It is certainly the present law in Pennsylvania that not every violation of law or unlawful act in the operation of a motor vehicle will render the operator criminally responsible for deaths which may result. Such an operator, to be criminally responsible, must evidence a disregard of human life or an indifference to the consequences of his acts. This is based on the sound principle that there must be found from the evidence some degree of culpable behavior or reckless disregard for the safety of others before a conviction may be sustained.
We are all aware of the well established standard trial judge's charge concerning intersection accidents in an ordinary trespass action. As most commonly stated, based upon the experience of man since the advent of the motor vehicle, intersections are areas that are fraught with hazard; places where the conflict of traffic moving in different directions

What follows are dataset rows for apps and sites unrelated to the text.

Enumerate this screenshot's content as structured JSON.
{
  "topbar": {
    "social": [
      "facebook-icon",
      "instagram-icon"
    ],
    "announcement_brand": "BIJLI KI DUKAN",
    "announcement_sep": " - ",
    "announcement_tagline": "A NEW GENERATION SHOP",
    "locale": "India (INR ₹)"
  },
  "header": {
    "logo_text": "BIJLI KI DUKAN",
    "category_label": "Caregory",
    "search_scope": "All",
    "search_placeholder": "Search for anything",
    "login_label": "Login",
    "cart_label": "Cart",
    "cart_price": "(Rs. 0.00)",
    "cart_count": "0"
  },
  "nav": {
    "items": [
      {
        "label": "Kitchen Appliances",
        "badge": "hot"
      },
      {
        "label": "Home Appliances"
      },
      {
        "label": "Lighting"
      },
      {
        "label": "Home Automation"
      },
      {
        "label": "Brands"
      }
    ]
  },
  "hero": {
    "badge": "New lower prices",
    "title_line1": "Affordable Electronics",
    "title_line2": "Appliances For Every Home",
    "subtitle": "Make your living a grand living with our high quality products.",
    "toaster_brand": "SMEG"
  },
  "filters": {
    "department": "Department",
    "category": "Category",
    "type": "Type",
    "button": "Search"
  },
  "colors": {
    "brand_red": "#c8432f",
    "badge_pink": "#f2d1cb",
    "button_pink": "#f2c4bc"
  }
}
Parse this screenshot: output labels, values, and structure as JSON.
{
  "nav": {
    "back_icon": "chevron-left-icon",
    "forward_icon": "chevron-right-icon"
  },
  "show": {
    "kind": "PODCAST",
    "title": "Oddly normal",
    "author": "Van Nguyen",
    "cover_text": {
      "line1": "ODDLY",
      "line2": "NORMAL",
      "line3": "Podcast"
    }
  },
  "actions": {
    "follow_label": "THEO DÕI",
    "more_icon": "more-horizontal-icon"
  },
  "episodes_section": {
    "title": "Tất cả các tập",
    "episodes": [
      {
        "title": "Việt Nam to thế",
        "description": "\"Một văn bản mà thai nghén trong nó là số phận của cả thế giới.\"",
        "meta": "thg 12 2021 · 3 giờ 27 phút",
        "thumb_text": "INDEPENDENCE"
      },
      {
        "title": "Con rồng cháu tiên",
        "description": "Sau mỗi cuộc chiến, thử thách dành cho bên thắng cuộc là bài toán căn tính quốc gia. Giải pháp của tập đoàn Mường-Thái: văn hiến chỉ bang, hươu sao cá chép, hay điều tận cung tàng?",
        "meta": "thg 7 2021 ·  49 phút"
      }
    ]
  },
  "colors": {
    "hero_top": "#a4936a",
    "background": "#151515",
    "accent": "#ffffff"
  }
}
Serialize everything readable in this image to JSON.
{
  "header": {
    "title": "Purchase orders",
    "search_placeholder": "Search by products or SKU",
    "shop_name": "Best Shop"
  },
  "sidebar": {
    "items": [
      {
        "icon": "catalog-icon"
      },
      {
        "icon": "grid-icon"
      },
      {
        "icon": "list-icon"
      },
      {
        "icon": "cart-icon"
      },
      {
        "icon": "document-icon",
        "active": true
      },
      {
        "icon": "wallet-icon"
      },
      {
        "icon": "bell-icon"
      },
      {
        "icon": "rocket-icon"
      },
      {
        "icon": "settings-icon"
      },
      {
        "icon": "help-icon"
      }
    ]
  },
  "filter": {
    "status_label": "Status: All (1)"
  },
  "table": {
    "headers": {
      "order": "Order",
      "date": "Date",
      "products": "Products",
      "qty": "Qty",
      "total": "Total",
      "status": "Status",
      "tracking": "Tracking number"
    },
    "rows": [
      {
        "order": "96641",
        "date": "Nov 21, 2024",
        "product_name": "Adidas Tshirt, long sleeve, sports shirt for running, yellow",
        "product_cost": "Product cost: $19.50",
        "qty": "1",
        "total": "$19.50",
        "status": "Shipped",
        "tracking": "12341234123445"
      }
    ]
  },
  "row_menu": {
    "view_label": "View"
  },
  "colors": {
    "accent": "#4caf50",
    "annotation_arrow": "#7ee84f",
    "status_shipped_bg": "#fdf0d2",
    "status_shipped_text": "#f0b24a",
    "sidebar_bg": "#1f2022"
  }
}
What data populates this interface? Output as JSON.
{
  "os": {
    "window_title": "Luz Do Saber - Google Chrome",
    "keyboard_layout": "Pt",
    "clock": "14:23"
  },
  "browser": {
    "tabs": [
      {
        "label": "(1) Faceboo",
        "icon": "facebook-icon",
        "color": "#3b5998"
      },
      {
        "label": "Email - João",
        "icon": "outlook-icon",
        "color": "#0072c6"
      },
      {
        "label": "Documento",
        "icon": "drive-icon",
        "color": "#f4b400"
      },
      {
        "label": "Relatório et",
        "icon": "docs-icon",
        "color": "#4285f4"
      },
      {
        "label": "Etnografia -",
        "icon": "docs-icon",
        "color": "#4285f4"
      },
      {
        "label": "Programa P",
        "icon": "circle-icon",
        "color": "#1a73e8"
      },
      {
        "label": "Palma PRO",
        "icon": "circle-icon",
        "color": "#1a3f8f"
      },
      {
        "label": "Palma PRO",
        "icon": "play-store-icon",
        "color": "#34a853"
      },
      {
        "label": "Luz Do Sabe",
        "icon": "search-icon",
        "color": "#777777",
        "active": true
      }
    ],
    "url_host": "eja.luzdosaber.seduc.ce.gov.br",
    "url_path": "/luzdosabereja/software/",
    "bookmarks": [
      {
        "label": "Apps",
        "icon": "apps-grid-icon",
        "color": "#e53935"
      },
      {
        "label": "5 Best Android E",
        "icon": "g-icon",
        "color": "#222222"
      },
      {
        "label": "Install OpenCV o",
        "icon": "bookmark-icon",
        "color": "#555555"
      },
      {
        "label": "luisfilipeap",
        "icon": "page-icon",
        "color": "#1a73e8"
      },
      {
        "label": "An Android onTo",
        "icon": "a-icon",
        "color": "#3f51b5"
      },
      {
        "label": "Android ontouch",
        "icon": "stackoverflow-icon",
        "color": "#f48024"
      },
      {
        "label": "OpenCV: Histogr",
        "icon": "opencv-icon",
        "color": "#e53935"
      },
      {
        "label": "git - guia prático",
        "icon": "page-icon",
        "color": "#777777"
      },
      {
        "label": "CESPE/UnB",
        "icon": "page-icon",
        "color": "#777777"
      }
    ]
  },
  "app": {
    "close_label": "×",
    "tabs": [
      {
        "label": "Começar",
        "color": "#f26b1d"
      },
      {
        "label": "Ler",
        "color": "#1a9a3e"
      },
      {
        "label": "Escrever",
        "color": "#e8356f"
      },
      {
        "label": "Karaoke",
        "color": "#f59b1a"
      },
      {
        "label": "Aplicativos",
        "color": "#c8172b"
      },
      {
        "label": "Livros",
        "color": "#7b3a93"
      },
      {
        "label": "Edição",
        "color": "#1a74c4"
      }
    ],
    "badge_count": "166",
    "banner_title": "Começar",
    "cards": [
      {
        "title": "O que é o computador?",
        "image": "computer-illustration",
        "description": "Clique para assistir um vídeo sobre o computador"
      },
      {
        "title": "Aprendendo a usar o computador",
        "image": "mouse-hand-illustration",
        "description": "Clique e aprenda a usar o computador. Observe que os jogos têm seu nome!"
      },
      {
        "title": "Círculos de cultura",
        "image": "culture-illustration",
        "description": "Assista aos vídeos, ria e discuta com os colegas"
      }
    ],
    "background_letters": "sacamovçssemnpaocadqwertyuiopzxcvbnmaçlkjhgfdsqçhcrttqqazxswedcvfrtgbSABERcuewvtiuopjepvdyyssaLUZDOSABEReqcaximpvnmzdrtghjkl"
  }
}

[ 256 Pa. Super. Page 19]
requires extreme care and alertness on the part of those who seek to traverse it. An operator of a vehicle may not relax his care or lessen his duty to others simply due to the presence of a traffic signal. Those admonitions are no less applicable to a consideration of the conduct of this appellee.
An innocent member of the public has lost her life. This woman had every right and expectation that the law of this Commonwealth protected her and other members of the public against death and serious bodily injury while traveling upon our highways. Our courts must be diligent in extending this protection, yet at the same time, safeguarding the rights of citizens, like appellee, who come before them charged with the crime of involuntary manslaughter.
In Commonwealth v. Clowser, supra, the only evidence presented by the Commonwealth was the appellant's failure to yield where he had a stop sign, and this court held that there was no evidence that this violation occurred recklessly or carelessly. In Commonwealth v. Busler, supra, the supreme court found from the evidence presented that there were no violations of the Motor Vehicle Code and that there was no evidence of wanton or reckless conduct. In Commonwealth v. Greer, supra, the majority conceded that appellee did not act with caution, but held that the evidence could not support a finding of disregard for human life or indifference to consequences.
In the case before us, testimony would support a finding that appellee ran a red light, which had been red for a considerable period of time, on a clear and dry night; sped into and through an illuminated intersection; struck a car, which was assuredly within his clear vision for the same considerable time and which could not have been speeding; and caused a violent collision, which killed an innocent passenger in the other car. Such evidence, if accepted by the fact finder, would support a verdict of guilty to the crime of involuntary manslaughter since it would display a departure from prudent conduct constituting a reckless disregard of human life or an indifference to consequences. With the carnage we witness daily on our highways we can
[ 256 Pa. Super. Page 20]
ill afford to encourage such conduct. Our decision is not a departure from the principles of law established in this Commonwealth. It is, however, notice that conduct such as presented by the evidence in this case is subject to the judgment of the fact finder as to guilt or innocence.
Accordingly, the order granting the demurrer is reversed and the case is remanded for a new trial.